With more Americans relying on the web as their means of accessing resources and information, it’s more important than ever for local health departments to create and maintain sites that provide real benefits to the public. Among the aspects Feinberg highlighted, a quality health department website should help users locate services, provide a place to share feedback, as well as discuss how the department is using grants and funding.
A well-built department website provides many benefits to public health practitioners, as well, including streamlining permitting and licensing procedures, amplifying the reach of local staff and promoting credibility for the department.
When building local health department websites, many communities seek to model their online presence after “big city” sites. However, Feinberg warns that this is not always attainable or appropriate. The best health department websites are not always the flashiest, but the ones that provide users with information that is current and concise, guide users to the resources they want and need and reflect the unique vision and values of the individual health department and its surrounding community.
It’s also important to consider that many of the same traits that make common commercial websites popular and easy to use translate well into the public health sector. The website should be easy to navigate, professional and consistant in appearance, include functional and thoughful use of images and graphics and some manner of searchability, both internally and across the web via search engines to make the site easier to locate. Sites should also include links to other agencies, both local and Federal, that offer related services and information and access to information in various languages, depending on community needs.

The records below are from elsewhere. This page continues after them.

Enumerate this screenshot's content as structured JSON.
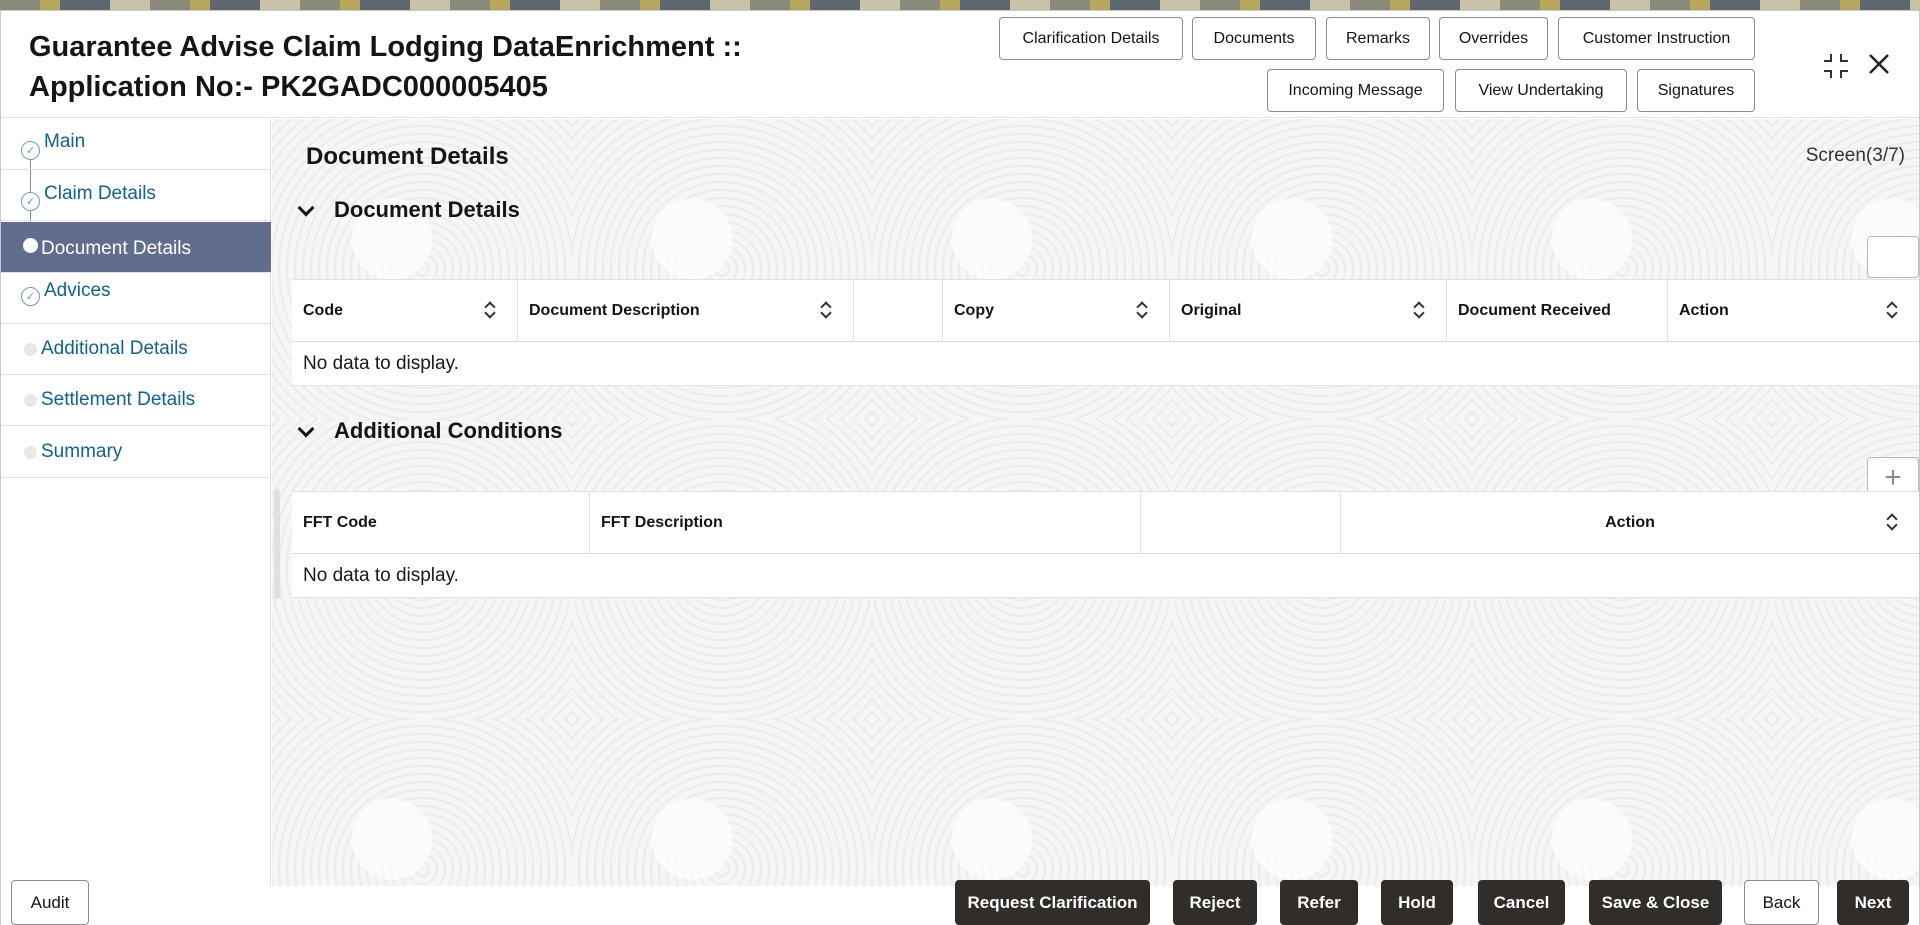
{
  "header": {
    "title_line1": "Guarantee Advise Claim Lodging DataEnrichment ::",
    "title_line2": "Application No:- PK2GADC000005405",
    "buttons_row1": [
      "Clarification Details",
      "Documents",
      "Remarks",
      "Overrides",
      "Customer Instruction"
    ],
    "buttons_row2": [
      "Incoming Message",
      "View Undertaking",
      "Signatures"
    ],
    "icons": [
      "minimize-icon",
      "close-icon"
    ]
  },
  "sidebar": {
    "items": [
      {
        "label": "Main",
        "state": "completed"
      },
      {
        "label": "Claim Details",
        "state": "completed"
      },
      {
        "label": "Document Details",
        "state": "active"
      },
      {
        "label": "Advices",
        "state": "completed"
      },
      {
        "label": "Additional Details",
        "state": "pending"
      },
      {
        "label": "Settlement Details",
        "state": "pending"
      },
      {
        "label": "Summary",
        "state": "pending"
      }
    ]
  },
  "main": {
    "page_title": "Document Details",
    "screen_indicator": "Screen(3/7)",
    "document_section": {
      "title": "Document Details",
      "columns": [
        "Code",
        "Document Description",
        "",
        "Copy",
        "Original",
        "Document Received",
        "Action"
      ],
      "empty_text": "No data to display."
    },
    "conditions_section": {
      "title": "Additional Conditions",
      "columns": [
        "FFT Code",
        "FFT Description",
        "",
        "Action"
      ],
      "empty_text": "No data to display.",
      "add_glyph": "+"
    }
  },
  "footer": {
    "audit": "Audit",
    "buttons": [
      "Request Clarification",
      "Reject",
      "Refer",
      "Hold",
      "Cancel",
      "Save & Close",
      "Back",
      "Next"
    ]
  },
  "colors": {
    "accent_active": "#616d8f",
    "link": "#0d6491",
    "dark_button": "#312d2a"
  }
}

Feinberg also suggests local health departments make use of tracking and reporting tools, such as Google Analytics, to help monitor visits and growth trends, adding that the ultimate goal of a well-constructed health department website is to be “a trusted source for accurate and verifiable information.”
This commentary originally appeared on the RWJF New Public Health blog.